Been doing more research on what’s available in the Philippines and there is a Victron distributor, with whom I’m currently getting a quotation. Unfortunately BYD 48V LFP batteries are not yet available, only Pylontech. Are you familiar with this brand?
Also wrestling with another design question, on which your expert opinion would be much appreciated.
I’m trying to design the system for maximum resilience, since solar components are not easily available, expensive to ship and take a long time to bring in.
My initial paper design is to feed an 8KW PV array into a 600AH 48V LFP battery bank and to run 2 separate 5KVA DC-AC inverters (output 230VAC) off of the same battery bank.
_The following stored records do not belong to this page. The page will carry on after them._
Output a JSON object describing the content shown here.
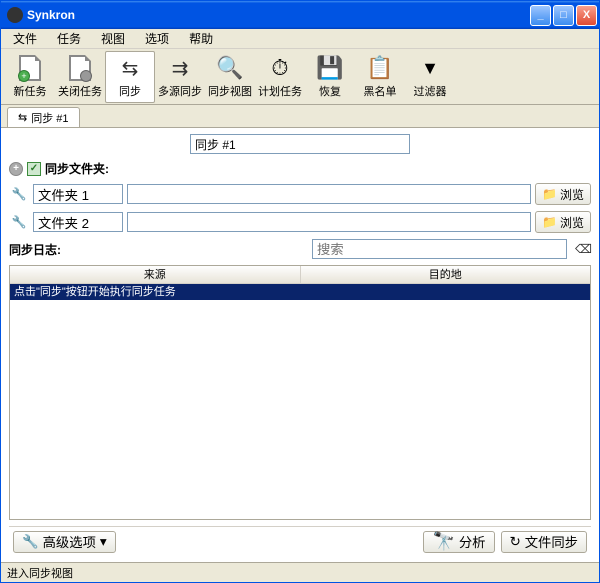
{
  "window": {
    "title": "Synkron"
  },
  "menu": {
    "file": "文件",
    "tasks": "任务",
    "view": "视图",
    "options": "选项",
    "help": "帮助"
  },
  "toolbar": {
    "new_task": "新任务",
    "close_task": "关闭任务",
    "sync": "同步",
    "multisync": "多源同步",
    "sync_view": "同步视图",
    "scheduled": "计划任务",
    "restore": "恢复",
    "blacklist": "黑名单",
    "filter": "过滤器"
  },
  "tab": {
    "label": "同步 #1",
    "name_value": "同步 #1"
  },
  "folders": {
    "header": "同步文件夹:",
    "row1_label": "文件夹 1",
    "row1_path": "",
    "row2_label": "文件夹 2",
    "row2_path": "",
    "browse": "浏览"
  },
  "log": {
    "title": "同步日志:",
    "search_placeholder": "搜索",
    "col_source": "来源",
    "col_dest": "目的地",
    "hint": "点击\"同步\"按钮开始执行同步任务"
  },
  "bottom": {
    "advanced": "高级选项",
    "analyse": "分析",
    "file_sync": "文件同步"
  },
  "status": {
    "text": "进入同步视图"
  }
}
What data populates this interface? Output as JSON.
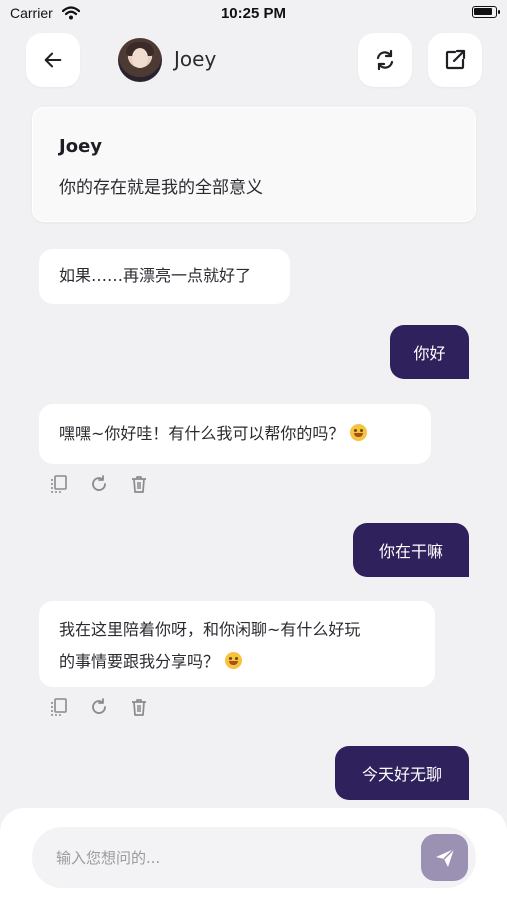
{
  "status_bar": {
    "carrier": "Carrier",
    "time": "10:25 PM",
    "battery_level": 0.95
  },
  "header": {
    "contact_name": "Joey",
    "back_icon": "arrow-left-icon",
    "refresh_icon": "refresh-icon",
    "share_icon": "external-link-icon"
  },
  "intro": {
    "name": "Joey",
    "text": "你的存在就是我的全部意义"
  },
  "messages": [
    {
      "role": "assistant",
      "text": "如果……再漂亮一点就好了"
    },
    {
      "role": "user",
      "text": "你好"
    },
    {
      "role": "assistant",
      "text": "嘿嘿~你好哇！有什么我可以帮你的吗？",
      "emoji": "smiling-face"
    },
    {
      "role": "user",
      "text": "你在干嘛"
    },
    {
      "role": "assistant",
      "line1": "我在这里陪着你呀，和你闲聊~有什么好玩",
      "line2": "的事情要跟我分享吗？",
      "emoji": "grinning-face"
    },
    {
      "role": "user",
      "text": "今天好无聊"
    }
  ],
  "message_actions": [
    "copy-icon",
    "regenerate-icon",
    "delete-icon"
  ],
  "composer": {
    "placeholder": "输入您想问的...",
    "send_icon": "send-icon"
  },
  "colors": {
    "accent": "#2f215c",
    "send_button": "#9b91b3",
    "background": "#f1f1f3"
  }
}
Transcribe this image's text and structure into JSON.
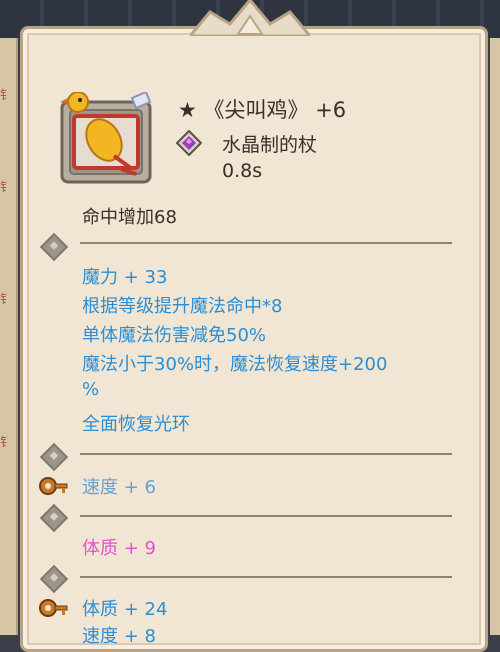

Each inverter will be connected to a completely separate distribution panel. Each DP will feed separate household branch circuits.
My question is whether connecting 2 separate inverters to a single LFP battery bank is OK? Do I need to sync the inverters, even though they are connected to completely separate loads?.
Grateful for any expert advice.Thanks.
Pylontech batteries are a great choice actually. In my experience even better than BYD. Here is some info about the Pylontech batteries - https://www.victronenergy.com/live/battery_compatibility:pylontech_phantom
I don’t see any reason why two separate inverters running in parallel would be a problem, as long as you stated that each will be connected to separately isolated distribution boards. With Victron inverters you can also connect inverters in parallel no problem. Syncing inverters is only required when running split-phase or 3-phase loads.
You will need to use a common BVM to monitor the battery state of charge.